This could be the forgotten hero of 1990s supercars. And before you judge, just consider the facts. Launched in the same era that gave us such automotive exotica as the McLaren F1, Ferrari F40, Lamborghini Diablo and Jaguar XJ220, the Bugatti EB110 hardly stood a chance in the bedroom wall poster contest, with its boss-eyed front-end, slab sides and stubby rear. And then there was its price tag. In 1991 you’d have to fork out a whopping £285,500 for one. That’s about £100,000 more than an F40 at the time. Big money, then.
Plus, what badge did it wear? Did the name Bugatti hold much sway against the established big-hitters any more? Back in the 1930s it did. But Bugatti had been long defunct after the death of founder Ettore Bugatti in 1947 forced the company to wind up in the early ’50s.
So what on earth was it doing back? And just to add insult to injury, it wasn’t even technically French. It was now Italian. Funded, built and sold out of Campogalliano, Modena. Surely the EB110 had just about every roadblock to desirability laid out in front of it. Yet fast forward some 30 years and Bugatti is well and truly back at the top of the tree after its Veyron and Chiron success stories. But neither of those would have happened were it not for one Italian’s gamble.

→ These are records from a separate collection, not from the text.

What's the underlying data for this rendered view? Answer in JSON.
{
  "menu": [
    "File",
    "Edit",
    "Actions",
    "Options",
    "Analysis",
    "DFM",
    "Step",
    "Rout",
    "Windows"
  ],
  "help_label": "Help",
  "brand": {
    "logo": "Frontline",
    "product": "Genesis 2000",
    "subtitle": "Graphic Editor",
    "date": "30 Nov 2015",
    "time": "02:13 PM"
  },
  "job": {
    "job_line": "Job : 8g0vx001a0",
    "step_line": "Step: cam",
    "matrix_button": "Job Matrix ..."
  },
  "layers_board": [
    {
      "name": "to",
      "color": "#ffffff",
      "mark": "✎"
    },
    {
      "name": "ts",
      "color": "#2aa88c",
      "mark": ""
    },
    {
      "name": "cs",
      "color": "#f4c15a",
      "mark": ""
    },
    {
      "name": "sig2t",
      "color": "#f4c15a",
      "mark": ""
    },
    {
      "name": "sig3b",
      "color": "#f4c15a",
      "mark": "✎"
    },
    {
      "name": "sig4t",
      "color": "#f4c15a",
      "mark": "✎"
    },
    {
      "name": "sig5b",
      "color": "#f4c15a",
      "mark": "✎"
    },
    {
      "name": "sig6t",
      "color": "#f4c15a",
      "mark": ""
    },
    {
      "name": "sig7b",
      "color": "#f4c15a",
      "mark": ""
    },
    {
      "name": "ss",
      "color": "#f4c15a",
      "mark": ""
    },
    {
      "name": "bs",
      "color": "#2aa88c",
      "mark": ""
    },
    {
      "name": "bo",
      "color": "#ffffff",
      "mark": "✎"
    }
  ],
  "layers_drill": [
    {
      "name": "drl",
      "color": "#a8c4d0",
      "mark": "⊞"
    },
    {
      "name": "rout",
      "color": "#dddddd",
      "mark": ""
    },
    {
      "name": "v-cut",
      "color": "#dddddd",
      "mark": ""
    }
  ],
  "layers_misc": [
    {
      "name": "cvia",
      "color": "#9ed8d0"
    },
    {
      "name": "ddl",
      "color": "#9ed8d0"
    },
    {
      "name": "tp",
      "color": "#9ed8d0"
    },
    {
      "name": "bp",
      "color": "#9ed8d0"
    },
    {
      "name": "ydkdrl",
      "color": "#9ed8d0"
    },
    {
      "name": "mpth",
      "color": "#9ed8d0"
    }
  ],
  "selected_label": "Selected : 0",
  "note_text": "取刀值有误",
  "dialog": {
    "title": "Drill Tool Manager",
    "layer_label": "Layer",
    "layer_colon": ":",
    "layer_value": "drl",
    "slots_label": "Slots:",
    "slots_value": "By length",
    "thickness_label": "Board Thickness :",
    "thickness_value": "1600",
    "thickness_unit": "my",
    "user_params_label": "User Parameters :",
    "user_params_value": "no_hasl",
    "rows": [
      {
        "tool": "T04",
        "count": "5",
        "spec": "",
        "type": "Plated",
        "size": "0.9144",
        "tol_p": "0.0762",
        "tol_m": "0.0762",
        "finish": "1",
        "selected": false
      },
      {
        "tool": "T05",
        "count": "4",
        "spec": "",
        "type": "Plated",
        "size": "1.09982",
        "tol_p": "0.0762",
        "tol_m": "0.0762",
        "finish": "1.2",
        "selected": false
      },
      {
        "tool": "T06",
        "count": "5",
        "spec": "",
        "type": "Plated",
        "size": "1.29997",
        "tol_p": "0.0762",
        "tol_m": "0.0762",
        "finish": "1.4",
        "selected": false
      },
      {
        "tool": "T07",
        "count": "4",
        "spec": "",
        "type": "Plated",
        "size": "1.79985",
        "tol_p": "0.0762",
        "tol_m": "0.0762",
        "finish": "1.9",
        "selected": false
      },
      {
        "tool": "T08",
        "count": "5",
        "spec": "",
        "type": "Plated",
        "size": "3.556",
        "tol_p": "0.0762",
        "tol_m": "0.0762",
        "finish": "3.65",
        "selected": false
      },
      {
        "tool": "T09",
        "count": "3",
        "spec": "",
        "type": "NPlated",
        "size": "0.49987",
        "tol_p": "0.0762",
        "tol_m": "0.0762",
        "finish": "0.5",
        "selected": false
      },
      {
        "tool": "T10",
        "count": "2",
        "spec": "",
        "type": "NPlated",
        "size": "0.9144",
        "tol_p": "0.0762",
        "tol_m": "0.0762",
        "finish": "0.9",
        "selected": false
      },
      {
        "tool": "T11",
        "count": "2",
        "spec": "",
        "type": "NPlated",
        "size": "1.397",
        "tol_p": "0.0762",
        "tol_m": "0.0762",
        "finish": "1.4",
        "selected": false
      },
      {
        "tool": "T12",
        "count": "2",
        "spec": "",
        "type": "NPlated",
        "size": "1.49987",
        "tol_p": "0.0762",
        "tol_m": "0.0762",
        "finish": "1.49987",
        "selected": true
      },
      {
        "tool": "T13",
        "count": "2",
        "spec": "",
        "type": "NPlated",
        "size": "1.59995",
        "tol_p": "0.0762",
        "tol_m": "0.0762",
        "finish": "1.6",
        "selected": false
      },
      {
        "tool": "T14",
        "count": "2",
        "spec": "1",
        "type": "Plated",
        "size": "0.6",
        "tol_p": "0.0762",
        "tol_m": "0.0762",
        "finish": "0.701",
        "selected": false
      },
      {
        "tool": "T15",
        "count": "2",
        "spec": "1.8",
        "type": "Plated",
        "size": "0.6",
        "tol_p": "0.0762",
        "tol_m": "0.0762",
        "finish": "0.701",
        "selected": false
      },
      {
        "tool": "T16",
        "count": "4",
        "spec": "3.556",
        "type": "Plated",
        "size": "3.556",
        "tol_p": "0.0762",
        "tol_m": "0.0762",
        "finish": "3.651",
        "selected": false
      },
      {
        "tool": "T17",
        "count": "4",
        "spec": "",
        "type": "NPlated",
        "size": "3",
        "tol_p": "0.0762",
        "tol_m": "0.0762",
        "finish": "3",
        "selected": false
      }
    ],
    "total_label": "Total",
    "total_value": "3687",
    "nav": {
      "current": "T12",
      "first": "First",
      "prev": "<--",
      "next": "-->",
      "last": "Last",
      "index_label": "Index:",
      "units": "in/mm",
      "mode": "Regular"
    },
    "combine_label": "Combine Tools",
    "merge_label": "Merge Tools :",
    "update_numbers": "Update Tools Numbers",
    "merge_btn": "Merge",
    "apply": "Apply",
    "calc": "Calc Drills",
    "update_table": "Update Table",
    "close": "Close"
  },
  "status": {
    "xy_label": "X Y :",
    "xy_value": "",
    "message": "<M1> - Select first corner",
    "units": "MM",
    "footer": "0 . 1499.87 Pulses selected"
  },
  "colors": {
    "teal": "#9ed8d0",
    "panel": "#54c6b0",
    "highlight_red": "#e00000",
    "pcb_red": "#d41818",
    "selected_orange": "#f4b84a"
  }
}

Ferrari dealer Romano Artioli already knew all about Bugatti’s history and had his own personal collection of its classic cars before deciding to buy the rights to the name and establish Bugatti Automobili SpA in 1987.
Work on a new model began immediately, but not everything went smoothly. Artioli recruited the same chassis design team that created the Miura platform for Lamborghini, and they set about penning an aluminium honeycomb design and instructed Marcello Gandini of Bertone to clothe it. Artioli was unimpressed by the early cars and after numerous ‘creative differences’ the chassis team left, as did Gandini, and a new team was assembled, headed by Aérospatiale with the design tweaked by Giampaolo Benedini – an architect by trade, rather than a car designer. Out went the aluminium, in came a full carbon chassis, setting the project back hugely.
Eventually, the EB110 was unveiled on September 15, 1991, a full four years after its conception, on a date which coincided with what would have been Ettore Bugatti’s 110th birthday, lending the car its EB110 designation.
But what was special about this ‘new’ Bugatti? Let’s start with the engine. Bugatti opted to buck the trend of big-capacity turbocharged units, and developed a 3.5-litre V12, boosted by four small turbos. The logic was that four smaller fans spooled much faster than two big ones, reducing turbo lag. It had quite some effect. The EB110 had 555bhp, weighed 1600kg, had four-wheel drive and could hit 213mph. Sound familiar? That’s because even the Bugattis of today stick to largely the same multiple-turbo engine, all-wheel-drive formula created for the EB110.
Soon Bugatti went even better, creating a limited run of Super Sport variants, which each boasted 612bhp, could hit 62mph in just over three seconds and nudge a tad above 220mph. For the time, those are some scary numbers.
The EB110 was usable, too. The interior was luxurious, using the finest leathers and woods, and with the turbos muted it was comfortable and easy to drive. And it went racing. Two cars were built, one for Le Mans in 1994 and one headed across the Atlantic to IMSA, but neither fared well.
That wasn’t the end of the story, as ex-employees combined to buy the remaining half-finished chassis, spawning spin-offs, such as the madcap B-Engineering Edonis and the German Dauer EB110.
Then, after a second period of stagnation, along came Volkswagen in 1998 with a dream to build the ultimate Bugatti, elevating the brand back to the pinnacle of automotive engineering in the process. But there’s no understating the role the short-lived EB110 played in the history of one of the world’s great automakers.
- Price new £285,500
- Price now £700,000-£1.5m
- Engine 3.5-litre quad turbo V12
- Rivals Ferrari F40, Lamborghini Diablo, Jaguar XJ220
- Verdict A largely forgotten milestone in Bugatti’s rich, if disrupted, history